_Task brief_
Search the records for the word "icon" and report each line that has it.

[Opening Supplied information section]

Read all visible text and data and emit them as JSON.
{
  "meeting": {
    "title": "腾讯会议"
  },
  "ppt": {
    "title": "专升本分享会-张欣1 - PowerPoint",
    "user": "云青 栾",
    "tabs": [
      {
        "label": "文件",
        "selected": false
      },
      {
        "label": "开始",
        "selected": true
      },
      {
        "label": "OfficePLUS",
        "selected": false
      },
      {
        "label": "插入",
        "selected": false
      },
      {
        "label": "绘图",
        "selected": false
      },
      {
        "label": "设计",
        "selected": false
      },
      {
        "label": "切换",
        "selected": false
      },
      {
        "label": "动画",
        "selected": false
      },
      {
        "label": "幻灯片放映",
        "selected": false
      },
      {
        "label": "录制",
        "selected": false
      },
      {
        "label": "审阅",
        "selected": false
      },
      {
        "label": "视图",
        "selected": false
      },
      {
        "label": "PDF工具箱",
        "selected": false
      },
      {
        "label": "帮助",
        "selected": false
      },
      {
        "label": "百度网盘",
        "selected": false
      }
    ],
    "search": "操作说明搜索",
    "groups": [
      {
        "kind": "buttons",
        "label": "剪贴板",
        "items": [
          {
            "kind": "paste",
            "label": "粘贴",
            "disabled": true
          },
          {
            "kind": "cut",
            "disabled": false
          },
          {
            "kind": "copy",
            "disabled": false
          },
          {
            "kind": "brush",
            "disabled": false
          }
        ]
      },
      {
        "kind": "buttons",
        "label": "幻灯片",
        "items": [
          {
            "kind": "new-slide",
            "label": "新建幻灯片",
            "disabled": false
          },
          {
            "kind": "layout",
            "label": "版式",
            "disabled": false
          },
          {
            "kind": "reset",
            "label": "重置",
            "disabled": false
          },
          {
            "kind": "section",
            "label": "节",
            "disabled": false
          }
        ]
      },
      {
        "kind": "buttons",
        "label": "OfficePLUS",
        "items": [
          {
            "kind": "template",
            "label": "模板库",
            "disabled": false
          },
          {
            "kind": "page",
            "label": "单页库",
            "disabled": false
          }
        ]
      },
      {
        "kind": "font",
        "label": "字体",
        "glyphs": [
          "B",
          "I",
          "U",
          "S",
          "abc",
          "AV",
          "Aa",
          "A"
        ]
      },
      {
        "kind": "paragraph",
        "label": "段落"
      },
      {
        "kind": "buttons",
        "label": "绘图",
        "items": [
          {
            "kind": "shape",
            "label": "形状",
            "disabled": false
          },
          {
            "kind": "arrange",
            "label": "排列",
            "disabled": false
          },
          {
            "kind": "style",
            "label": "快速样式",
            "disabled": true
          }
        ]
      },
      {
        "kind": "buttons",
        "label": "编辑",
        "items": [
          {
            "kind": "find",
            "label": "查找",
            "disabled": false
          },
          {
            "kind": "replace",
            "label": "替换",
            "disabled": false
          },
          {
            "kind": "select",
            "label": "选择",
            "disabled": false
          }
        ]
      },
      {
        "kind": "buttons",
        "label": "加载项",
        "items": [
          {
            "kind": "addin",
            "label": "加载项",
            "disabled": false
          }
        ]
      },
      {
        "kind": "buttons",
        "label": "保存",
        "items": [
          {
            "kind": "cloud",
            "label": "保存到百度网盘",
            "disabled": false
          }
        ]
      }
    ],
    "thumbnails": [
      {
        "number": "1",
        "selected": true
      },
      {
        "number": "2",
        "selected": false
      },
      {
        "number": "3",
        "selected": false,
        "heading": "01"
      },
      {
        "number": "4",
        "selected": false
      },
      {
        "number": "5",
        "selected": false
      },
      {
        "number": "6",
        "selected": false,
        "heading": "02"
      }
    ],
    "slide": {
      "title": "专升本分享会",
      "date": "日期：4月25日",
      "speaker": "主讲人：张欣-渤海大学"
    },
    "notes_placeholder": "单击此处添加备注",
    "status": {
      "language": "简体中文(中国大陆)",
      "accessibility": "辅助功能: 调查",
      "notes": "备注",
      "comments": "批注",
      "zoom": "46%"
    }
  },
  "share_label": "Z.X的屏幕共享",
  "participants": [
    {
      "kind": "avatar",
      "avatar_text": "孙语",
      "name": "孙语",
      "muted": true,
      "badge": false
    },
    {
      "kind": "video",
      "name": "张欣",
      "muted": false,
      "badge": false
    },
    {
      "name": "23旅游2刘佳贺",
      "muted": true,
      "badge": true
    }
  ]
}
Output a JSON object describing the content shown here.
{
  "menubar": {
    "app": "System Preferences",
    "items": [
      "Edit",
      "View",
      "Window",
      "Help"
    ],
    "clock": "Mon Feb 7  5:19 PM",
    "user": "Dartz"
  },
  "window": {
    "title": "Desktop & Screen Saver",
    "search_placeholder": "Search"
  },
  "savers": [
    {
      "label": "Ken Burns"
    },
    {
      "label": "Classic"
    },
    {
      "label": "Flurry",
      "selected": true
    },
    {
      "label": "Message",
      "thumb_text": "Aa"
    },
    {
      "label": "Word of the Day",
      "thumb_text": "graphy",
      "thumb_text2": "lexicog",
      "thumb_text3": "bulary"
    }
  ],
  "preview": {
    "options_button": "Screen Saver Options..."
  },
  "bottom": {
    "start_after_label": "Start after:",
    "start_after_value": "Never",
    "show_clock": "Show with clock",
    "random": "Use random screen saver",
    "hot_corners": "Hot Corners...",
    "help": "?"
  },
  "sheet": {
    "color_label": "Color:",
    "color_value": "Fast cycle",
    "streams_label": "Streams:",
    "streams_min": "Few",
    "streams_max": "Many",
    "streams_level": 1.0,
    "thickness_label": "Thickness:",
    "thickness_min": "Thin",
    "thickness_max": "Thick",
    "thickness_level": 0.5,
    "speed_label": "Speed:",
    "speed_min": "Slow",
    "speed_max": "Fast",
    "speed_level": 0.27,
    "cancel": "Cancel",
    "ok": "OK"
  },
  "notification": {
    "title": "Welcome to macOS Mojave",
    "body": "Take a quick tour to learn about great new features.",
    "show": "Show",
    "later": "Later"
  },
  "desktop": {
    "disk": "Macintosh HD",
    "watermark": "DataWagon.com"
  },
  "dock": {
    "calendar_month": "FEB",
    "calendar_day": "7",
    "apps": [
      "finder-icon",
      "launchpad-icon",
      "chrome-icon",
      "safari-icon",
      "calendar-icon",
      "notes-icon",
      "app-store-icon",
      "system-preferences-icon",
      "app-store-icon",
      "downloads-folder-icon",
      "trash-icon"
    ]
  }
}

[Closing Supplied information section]

_Output_
      "finder-icon",
      "launchpad-icon",
      "chrome-icon",
      "safari-icon",
      "calendar-icon",
      "notes-icon",
      "app-store-icon",
      "system-preferences-icon",
      "app-store-icon",
      "downloads-folder-icon",
      "trash-icon"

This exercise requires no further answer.